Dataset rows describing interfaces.
===============
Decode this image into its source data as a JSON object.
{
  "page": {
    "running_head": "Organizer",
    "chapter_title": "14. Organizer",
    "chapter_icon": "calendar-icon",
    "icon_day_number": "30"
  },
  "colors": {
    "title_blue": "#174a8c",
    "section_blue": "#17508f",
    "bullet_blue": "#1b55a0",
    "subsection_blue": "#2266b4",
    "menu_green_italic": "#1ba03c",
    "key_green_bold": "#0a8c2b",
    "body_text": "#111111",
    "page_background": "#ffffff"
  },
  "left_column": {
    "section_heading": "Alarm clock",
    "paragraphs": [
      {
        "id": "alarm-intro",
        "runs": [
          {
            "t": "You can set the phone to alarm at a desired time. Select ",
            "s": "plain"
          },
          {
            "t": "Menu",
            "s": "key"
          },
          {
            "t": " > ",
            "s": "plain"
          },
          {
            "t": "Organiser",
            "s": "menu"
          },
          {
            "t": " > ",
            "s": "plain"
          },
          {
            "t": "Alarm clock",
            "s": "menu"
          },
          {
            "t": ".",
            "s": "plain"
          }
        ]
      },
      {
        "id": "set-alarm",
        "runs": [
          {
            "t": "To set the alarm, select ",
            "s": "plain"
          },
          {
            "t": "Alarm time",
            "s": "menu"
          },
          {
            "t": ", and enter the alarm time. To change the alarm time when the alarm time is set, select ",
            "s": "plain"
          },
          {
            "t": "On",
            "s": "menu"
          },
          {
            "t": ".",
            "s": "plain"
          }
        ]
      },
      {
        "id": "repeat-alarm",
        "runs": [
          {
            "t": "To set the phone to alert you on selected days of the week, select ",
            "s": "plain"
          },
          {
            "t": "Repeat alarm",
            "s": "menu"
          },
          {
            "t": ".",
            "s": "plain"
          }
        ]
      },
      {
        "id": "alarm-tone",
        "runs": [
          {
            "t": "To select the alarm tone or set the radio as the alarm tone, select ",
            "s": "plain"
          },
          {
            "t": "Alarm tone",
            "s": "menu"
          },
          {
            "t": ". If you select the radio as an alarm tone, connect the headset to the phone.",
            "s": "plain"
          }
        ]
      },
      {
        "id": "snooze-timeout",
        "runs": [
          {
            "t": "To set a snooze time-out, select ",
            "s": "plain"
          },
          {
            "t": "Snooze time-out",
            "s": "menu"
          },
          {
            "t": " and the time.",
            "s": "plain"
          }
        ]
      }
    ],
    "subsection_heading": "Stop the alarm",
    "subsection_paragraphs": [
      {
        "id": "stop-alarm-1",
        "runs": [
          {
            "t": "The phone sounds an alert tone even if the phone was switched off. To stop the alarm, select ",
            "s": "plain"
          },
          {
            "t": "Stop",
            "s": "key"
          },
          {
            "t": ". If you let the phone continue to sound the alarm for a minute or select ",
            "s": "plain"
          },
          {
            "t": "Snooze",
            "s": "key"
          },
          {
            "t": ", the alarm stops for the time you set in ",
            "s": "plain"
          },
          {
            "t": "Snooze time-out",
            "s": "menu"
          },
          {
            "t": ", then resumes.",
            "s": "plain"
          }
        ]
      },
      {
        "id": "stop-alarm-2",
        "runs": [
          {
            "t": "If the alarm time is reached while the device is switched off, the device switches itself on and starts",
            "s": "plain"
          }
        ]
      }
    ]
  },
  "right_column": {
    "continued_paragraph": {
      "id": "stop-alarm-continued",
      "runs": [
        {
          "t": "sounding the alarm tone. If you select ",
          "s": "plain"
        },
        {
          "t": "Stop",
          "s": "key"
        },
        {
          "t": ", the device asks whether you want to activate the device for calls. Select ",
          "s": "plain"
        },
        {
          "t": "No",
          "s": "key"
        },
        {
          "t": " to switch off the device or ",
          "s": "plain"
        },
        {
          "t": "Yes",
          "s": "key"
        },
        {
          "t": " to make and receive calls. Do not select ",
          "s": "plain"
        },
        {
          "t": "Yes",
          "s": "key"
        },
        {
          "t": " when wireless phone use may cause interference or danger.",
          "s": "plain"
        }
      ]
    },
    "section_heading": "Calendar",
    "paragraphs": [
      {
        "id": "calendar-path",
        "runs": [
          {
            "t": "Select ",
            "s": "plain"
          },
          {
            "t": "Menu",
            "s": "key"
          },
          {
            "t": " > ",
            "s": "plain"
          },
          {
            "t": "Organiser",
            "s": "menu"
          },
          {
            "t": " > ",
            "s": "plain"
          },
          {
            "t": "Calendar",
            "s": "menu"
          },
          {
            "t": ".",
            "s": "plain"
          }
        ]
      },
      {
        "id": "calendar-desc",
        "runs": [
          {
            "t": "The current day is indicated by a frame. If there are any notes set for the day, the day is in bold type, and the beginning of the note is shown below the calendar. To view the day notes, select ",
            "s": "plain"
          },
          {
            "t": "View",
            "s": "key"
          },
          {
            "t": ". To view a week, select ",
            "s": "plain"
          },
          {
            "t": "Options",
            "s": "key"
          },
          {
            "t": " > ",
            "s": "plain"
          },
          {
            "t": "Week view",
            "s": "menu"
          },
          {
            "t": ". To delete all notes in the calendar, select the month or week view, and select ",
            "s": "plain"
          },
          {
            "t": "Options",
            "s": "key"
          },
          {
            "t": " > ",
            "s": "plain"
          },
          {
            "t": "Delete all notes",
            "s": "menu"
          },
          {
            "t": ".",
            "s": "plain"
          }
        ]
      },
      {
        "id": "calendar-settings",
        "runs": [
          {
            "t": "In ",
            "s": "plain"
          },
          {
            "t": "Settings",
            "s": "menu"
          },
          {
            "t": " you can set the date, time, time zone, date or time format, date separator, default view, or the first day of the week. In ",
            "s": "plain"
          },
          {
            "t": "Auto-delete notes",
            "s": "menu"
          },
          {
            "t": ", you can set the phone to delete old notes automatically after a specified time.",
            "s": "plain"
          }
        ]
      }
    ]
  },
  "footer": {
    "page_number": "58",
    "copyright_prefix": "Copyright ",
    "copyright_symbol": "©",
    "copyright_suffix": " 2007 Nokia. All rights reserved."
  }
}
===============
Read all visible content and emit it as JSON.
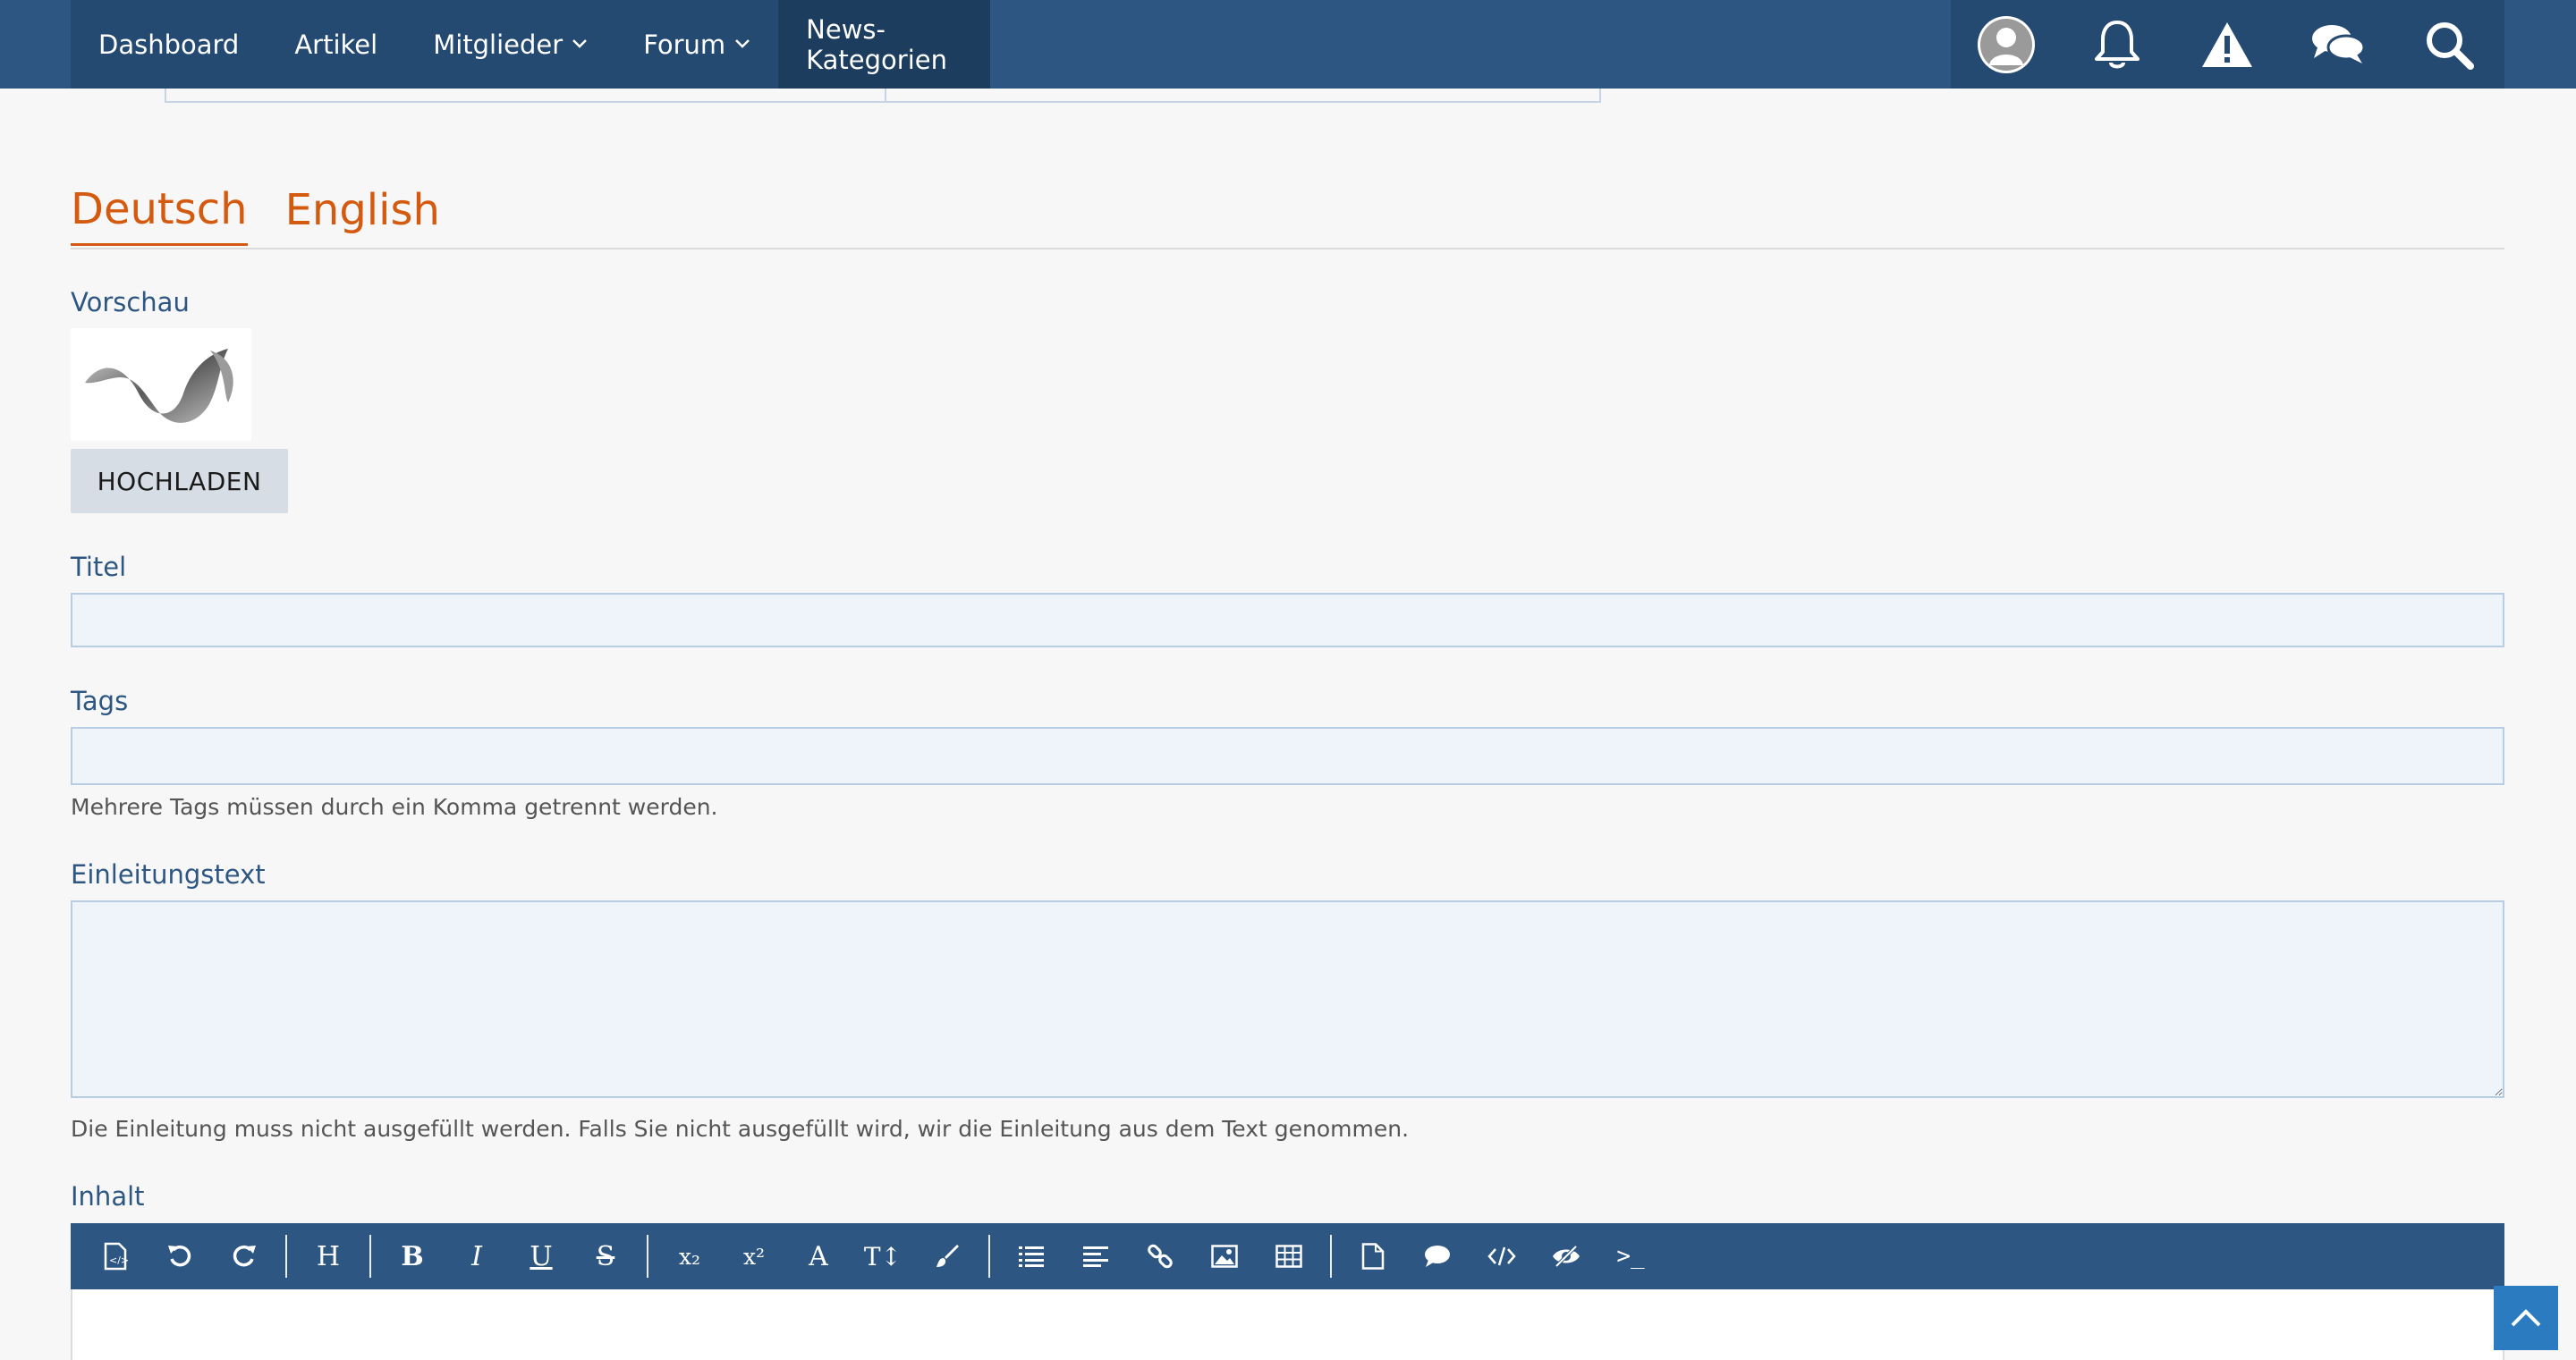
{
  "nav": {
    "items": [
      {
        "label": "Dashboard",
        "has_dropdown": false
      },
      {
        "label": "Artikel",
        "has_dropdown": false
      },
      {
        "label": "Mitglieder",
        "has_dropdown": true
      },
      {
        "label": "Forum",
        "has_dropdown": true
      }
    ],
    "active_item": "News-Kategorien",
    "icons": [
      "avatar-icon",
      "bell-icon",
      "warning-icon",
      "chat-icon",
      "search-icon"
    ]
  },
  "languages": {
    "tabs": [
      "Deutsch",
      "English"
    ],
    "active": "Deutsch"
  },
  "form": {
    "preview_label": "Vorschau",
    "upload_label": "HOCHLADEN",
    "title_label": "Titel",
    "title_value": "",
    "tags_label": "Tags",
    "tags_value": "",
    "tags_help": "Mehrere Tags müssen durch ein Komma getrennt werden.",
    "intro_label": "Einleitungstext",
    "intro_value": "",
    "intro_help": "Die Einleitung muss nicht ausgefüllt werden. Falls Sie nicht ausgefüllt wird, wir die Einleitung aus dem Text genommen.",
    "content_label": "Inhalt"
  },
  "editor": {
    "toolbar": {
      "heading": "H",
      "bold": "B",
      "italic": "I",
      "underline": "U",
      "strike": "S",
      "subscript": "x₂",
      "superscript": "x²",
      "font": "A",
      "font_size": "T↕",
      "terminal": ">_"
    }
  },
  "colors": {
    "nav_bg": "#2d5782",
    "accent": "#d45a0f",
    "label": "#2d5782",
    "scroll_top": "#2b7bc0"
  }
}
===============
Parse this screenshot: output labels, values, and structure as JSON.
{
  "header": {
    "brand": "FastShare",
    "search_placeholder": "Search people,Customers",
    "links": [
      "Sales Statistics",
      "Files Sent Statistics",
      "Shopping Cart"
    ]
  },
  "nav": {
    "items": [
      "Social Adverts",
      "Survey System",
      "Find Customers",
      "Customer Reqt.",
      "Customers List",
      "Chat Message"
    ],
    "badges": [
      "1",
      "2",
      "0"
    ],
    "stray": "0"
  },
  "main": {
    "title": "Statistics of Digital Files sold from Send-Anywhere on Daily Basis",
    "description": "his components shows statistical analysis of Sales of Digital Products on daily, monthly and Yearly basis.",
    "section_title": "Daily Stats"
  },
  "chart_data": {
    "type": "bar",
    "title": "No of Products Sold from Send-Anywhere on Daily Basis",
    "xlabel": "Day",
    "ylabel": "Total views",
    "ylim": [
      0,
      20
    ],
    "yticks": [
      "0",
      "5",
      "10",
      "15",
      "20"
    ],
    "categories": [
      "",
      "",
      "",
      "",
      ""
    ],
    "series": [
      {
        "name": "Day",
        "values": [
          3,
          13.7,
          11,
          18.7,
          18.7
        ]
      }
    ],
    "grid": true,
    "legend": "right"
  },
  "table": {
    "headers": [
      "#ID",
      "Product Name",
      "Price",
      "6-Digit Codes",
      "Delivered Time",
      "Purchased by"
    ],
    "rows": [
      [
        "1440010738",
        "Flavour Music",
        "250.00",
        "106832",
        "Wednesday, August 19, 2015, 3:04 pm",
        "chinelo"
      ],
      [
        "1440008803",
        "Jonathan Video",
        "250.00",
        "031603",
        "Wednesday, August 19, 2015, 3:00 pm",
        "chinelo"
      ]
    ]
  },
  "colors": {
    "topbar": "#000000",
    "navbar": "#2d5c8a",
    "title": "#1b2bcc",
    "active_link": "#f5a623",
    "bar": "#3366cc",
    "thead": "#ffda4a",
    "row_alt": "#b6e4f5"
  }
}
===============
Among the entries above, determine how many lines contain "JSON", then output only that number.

3